> _WHAT YOU ARE ASKED TO DO_
Select and copy out every line in the records containing "this".
═══ TASK INPUTS
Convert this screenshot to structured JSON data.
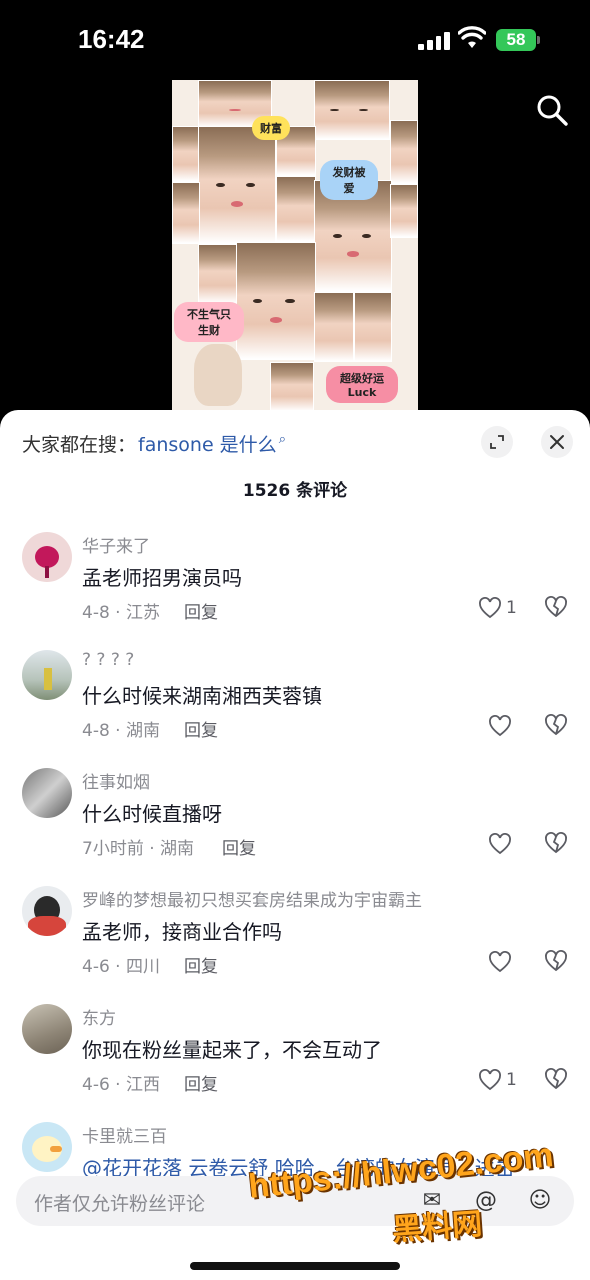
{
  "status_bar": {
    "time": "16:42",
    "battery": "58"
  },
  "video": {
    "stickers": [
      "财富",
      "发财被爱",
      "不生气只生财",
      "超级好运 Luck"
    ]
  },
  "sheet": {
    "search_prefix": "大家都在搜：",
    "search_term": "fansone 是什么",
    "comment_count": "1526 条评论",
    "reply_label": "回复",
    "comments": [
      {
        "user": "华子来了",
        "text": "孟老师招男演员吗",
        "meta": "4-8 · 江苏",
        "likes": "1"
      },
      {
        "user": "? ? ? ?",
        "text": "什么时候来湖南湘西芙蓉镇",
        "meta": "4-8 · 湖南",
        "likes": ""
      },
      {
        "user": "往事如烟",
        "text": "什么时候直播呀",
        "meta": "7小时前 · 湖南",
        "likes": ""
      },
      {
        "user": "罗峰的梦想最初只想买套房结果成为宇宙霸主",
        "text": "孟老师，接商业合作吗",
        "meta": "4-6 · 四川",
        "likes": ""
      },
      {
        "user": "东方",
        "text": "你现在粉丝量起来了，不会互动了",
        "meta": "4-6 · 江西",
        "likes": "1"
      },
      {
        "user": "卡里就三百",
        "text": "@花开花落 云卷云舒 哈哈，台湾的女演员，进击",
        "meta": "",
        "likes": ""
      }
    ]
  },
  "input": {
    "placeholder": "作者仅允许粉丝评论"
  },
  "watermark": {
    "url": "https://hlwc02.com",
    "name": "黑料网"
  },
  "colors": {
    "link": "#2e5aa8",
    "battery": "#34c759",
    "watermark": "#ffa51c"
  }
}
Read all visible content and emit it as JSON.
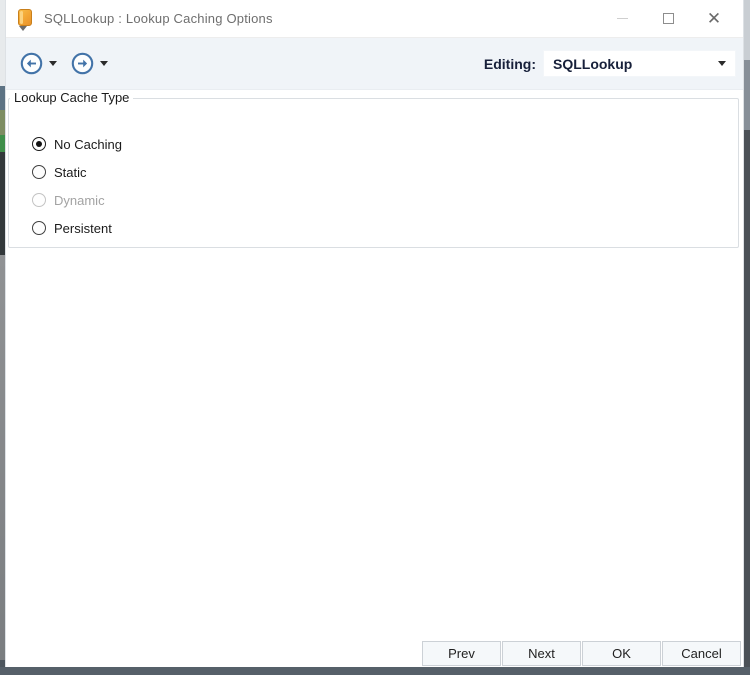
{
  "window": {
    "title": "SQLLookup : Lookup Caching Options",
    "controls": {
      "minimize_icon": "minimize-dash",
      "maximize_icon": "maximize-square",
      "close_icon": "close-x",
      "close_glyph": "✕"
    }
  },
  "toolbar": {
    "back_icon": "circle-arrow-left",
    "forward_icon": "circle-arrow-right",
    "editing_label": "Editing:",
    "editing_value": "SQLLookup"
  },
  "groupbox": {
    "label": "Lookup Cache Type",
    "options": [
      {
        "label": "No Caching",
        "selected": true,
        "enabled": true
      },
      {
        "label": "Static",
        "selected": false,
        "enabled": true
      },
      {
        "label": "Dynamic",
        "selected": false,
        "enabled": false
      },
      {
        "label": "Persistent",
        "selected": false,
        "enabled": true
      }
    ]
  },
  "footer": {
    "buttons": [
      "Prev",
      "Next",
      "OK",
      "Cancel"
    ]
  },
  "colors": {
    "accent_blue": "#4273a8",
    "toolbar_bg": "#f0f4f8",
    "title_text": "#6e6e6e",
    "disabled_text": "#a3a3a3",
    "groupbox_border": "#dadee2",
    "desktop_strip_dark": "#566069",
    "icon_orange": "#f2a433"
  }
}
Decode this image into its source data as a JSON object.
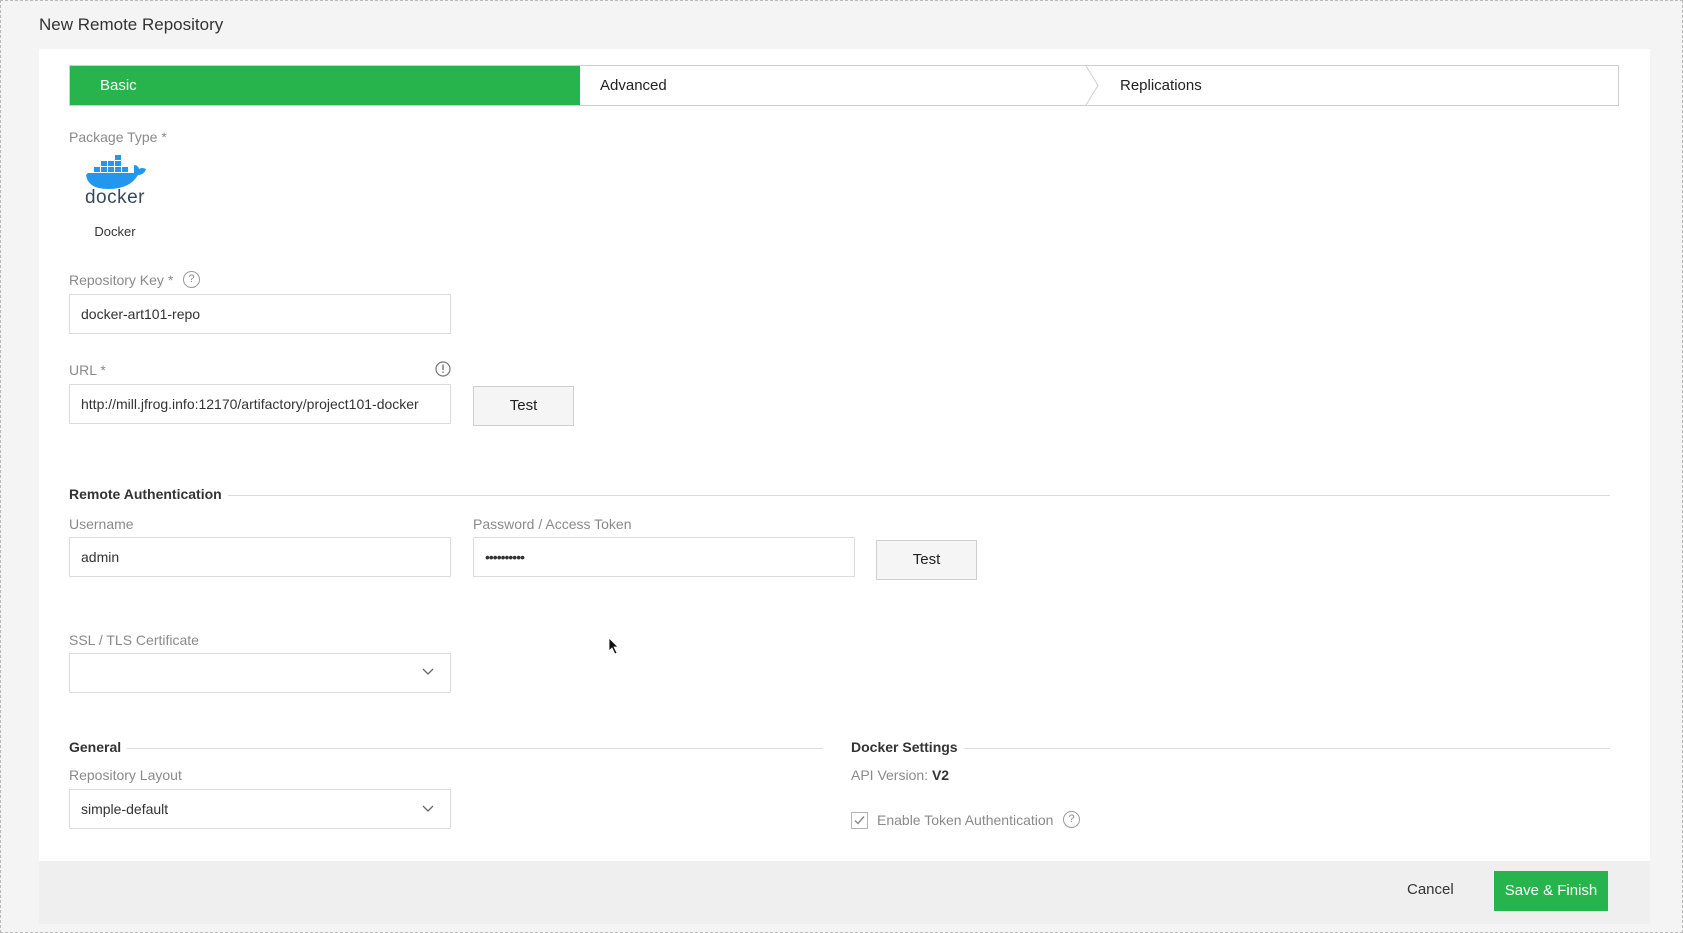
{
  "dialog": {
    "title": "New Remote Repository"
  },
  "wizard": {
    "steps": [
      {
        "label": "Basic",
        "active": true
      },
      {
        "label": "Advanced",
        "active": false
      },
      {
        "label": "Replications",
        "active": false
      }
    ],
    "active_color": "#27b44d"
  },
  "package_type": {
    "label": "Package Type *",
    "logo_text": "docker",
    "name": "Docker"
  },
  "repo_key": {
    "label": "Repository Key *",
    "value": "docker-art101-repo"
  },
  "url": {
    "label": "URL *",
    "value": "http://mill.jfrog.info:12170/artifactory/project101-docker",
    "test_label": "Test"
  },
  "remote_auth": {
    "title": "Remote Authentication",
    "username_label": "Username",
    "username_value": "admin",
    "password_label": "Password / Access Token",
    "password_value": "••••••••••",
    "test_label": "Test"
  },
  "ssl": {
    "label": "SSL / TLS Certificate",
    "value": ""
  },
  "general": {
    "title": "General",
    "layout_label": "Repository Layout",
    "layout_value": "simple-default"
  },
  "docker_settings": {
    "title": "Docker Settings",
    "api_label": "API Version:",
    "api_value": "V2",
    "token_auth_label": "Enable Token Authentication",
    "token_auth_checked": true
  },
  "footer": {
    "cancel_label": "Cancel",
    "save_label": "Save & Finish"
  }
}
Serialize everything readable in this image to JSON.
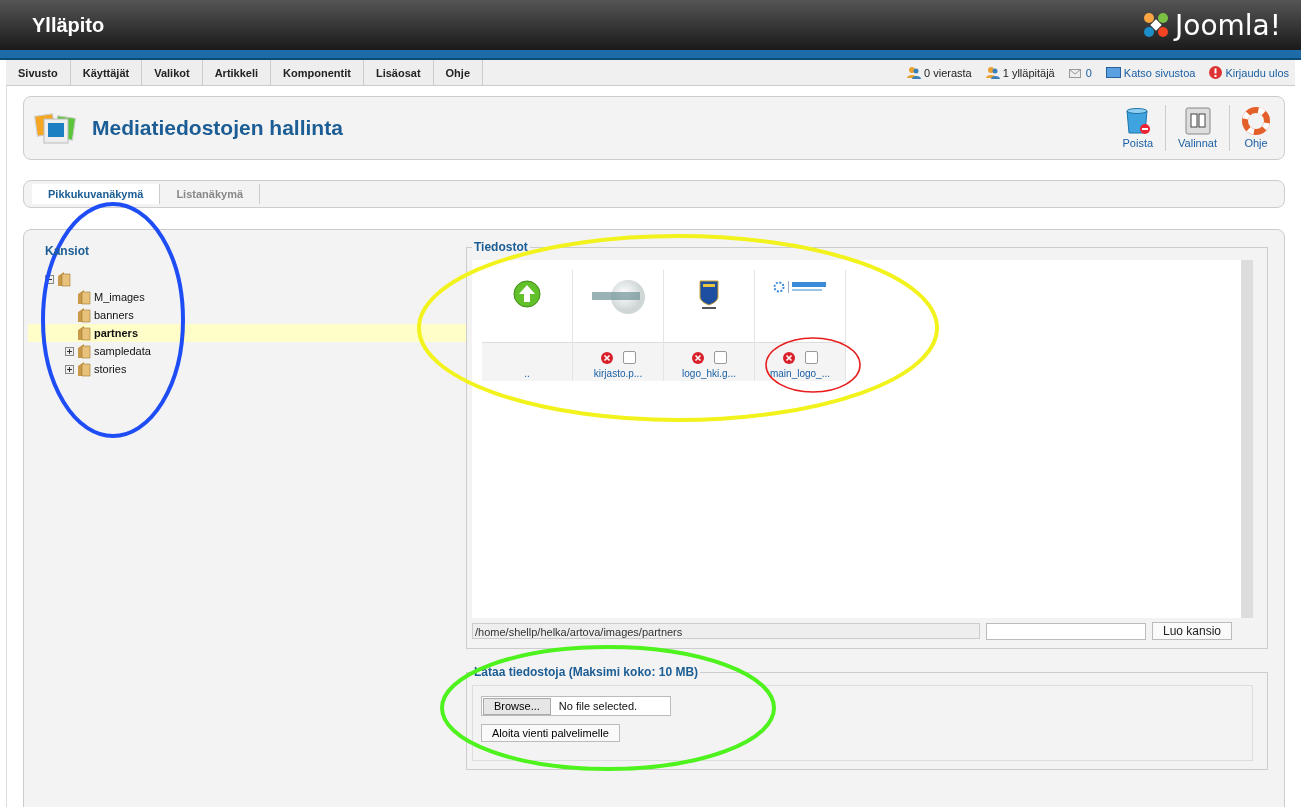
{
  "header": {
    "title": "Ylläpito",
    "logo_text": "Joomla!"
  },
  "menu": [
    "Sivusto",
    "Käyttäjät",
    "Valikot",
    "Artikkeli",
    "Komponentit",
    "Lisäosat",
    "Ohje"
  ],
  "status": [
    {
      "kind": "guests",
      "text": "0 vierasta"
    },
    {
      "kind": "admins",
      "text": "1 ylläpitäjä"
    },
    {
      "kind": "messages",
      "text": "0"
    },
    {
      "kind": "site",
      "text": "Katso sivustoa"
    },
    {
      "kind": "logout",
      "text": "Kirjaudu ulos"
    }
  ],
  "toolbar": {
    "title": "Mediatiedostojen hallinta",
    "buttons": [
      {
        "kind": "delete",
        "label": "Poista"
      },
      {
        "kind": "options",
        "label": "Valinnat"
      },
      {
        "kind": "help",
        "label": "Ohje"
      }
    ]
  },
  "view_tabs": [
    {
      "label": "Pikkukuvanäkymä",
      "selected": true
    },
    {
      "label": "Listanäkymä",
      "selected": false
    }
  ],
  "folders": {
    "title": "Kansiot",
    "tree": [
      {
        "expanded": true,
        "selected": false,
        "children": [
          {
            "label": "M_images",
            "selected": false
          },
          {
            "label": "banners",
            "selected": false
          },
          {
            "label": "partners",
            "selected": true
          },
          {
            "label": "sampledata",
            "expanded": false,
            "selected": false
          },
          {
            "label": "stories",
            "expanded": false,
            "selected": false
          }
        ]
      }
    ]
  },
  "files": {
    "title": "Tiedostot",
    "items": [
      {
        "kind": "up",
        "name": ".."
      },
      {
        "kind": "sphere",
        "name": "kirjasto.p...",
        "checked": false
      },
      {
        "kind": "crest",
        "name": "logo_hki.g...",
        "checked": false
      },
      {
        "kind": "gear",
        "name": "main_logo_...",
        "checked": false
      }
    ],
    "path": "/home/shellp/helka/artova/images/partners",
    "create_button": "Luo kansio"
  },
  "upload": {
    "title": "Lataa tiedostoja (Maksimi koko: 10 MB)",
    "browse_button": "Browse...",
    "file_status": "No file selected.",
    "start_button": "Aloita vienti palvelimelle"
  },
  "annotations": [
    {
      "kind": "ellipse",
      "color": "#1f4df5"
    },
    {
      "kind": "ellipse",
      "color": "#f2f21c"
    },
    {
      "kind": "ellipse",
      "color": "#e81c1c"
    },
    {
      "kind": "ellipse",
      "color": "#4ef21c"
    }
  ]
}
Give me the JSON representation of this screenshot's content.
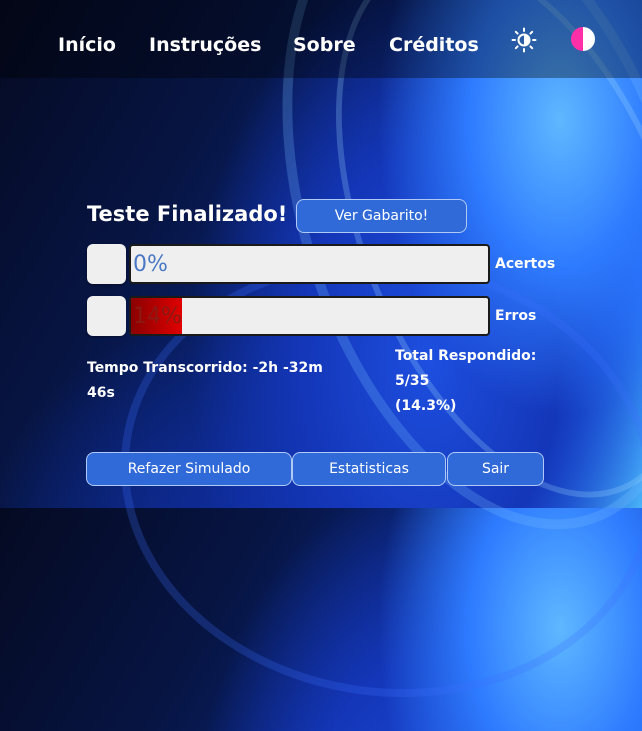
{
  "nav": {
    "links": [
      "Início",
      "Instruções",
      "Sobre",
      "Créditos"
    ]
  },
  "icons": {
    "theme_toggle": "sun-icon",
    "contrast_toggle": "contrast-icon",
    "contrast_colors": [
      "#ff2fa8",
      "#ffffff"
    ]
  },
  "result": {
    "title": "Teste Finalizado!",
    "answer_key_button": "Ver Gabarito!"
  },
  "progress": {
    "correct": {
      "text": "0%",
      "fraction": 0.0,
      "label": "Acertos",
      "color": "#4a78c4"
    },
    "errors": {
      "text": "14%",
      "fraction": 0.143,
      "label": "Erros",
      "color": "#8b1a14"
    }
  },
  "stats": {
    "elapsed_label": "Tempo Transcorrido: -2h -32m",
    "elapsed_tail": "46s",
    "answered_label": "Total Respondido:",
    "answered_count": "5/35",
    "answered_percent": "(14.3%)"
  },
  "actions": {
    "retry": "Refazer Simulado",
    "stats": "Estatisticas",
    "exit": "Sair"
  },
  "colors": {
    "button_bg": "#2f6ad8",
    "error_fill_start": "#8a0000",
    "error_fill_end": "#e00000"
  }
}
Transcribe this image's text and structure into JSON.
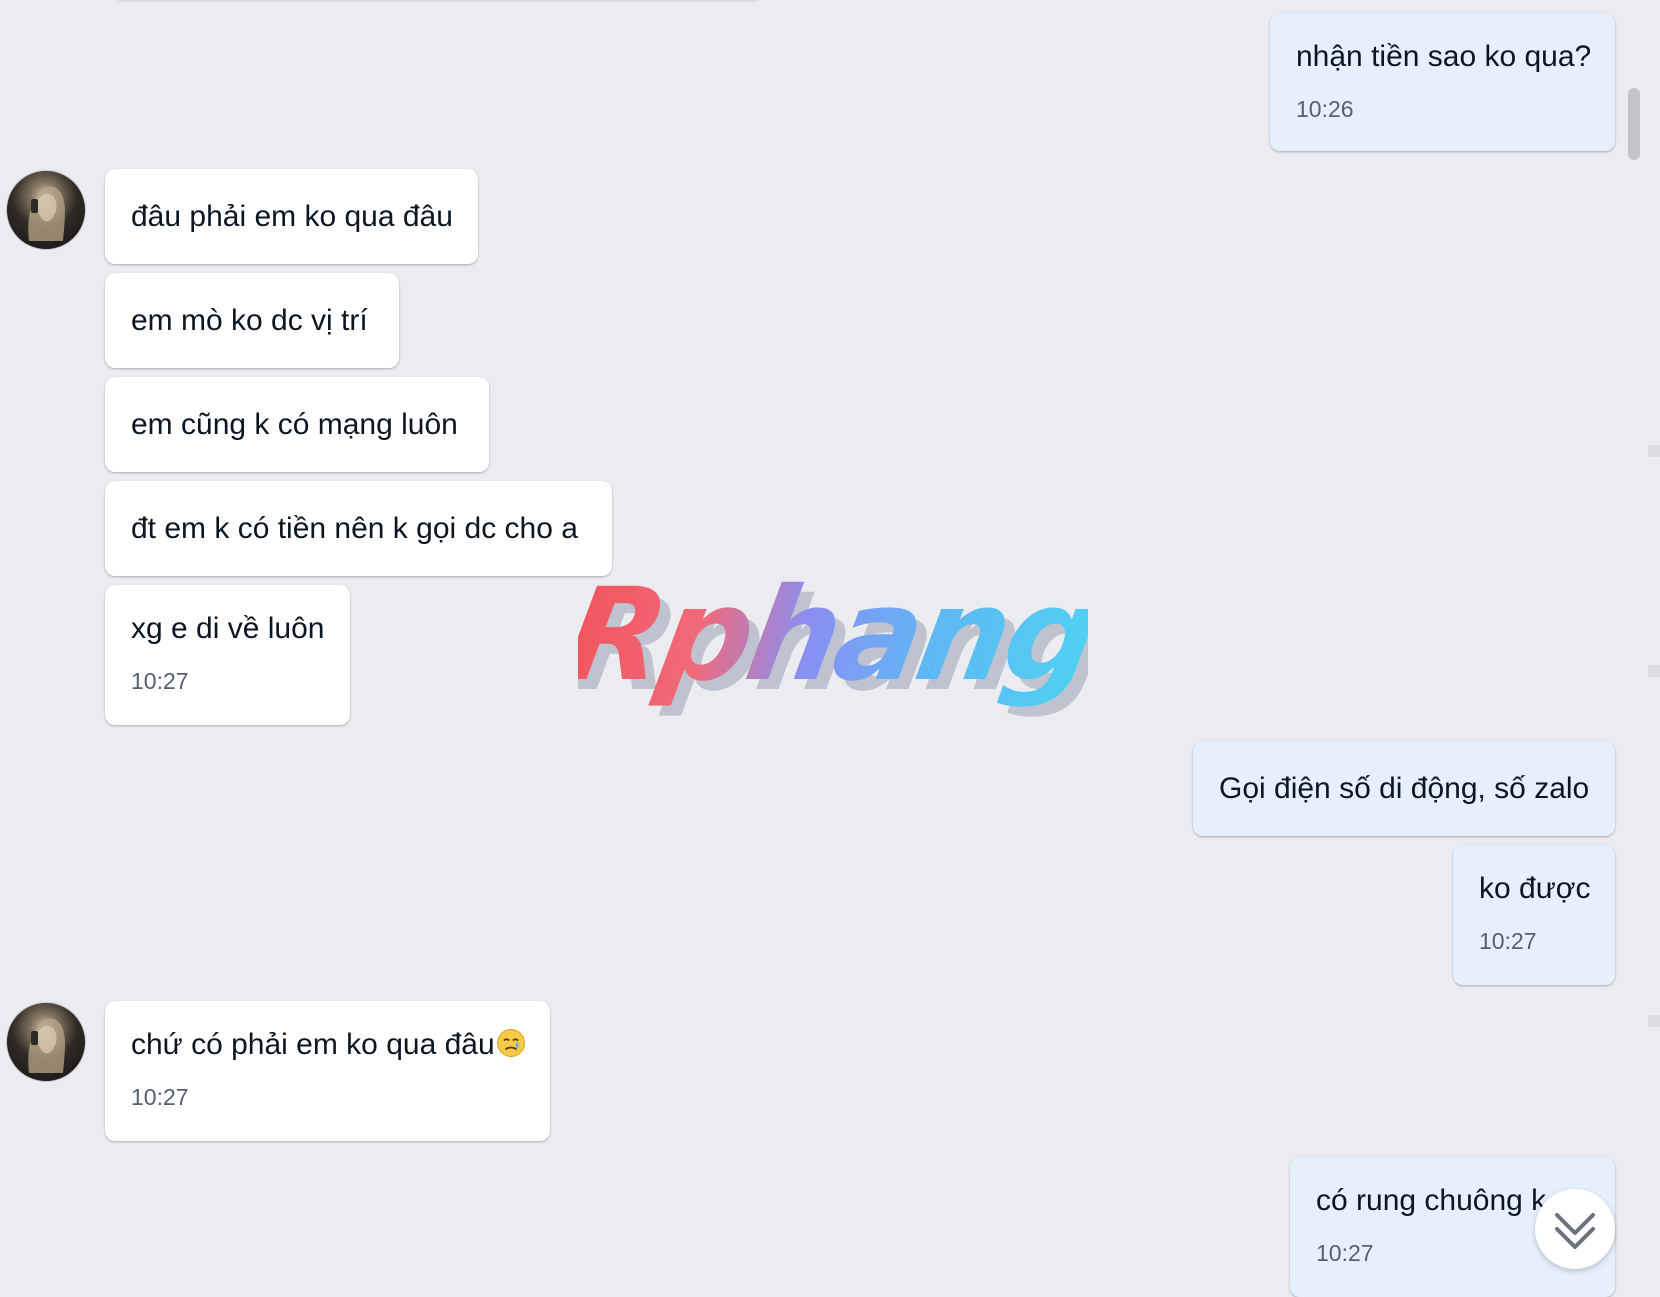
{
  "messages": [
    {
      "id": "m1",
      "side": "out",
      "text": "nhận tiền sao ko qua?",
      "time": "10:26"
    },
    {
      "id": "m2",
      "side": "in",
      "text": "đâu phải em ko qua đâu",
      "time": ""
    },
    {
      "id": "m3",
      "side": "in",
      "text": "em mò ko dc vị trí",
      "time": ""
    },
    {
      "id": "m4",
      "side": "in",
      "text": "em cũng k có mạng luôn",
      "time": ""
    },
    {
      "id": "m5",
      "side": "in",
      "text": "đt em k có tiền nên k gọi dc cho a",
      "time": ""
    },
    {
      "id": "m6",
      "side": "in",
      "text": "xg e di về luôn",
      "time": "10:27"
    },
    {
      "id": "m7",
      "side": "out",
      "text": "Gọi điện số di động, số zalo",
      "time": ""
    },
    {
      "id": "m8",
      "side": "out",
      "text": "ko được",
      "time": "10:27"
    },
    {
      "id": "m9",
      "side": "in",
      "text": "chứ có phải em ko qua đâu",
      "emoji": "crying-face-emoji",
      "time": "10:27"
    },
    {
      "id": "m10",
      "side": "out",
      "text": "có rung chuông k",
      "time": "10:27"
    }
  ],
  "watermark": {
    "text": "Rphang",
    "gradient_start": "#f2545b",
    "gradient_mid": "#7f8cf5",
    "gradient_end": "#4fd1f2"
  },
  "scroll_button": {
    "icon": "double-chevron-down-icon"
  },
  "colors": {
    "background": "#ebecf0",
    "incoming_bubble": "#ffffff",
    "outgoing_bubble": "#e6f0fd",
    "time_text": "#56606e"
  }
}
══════
> _WRITTEN RESPONSE_
Convert this screenshot to structured JSON data.
Decode this image into its source data as a JSON object.
Serialize everything readable in this image to JSON.
Give me the JSON representation of this screenshot's content.
Transcribe this image's text and structure into JSON.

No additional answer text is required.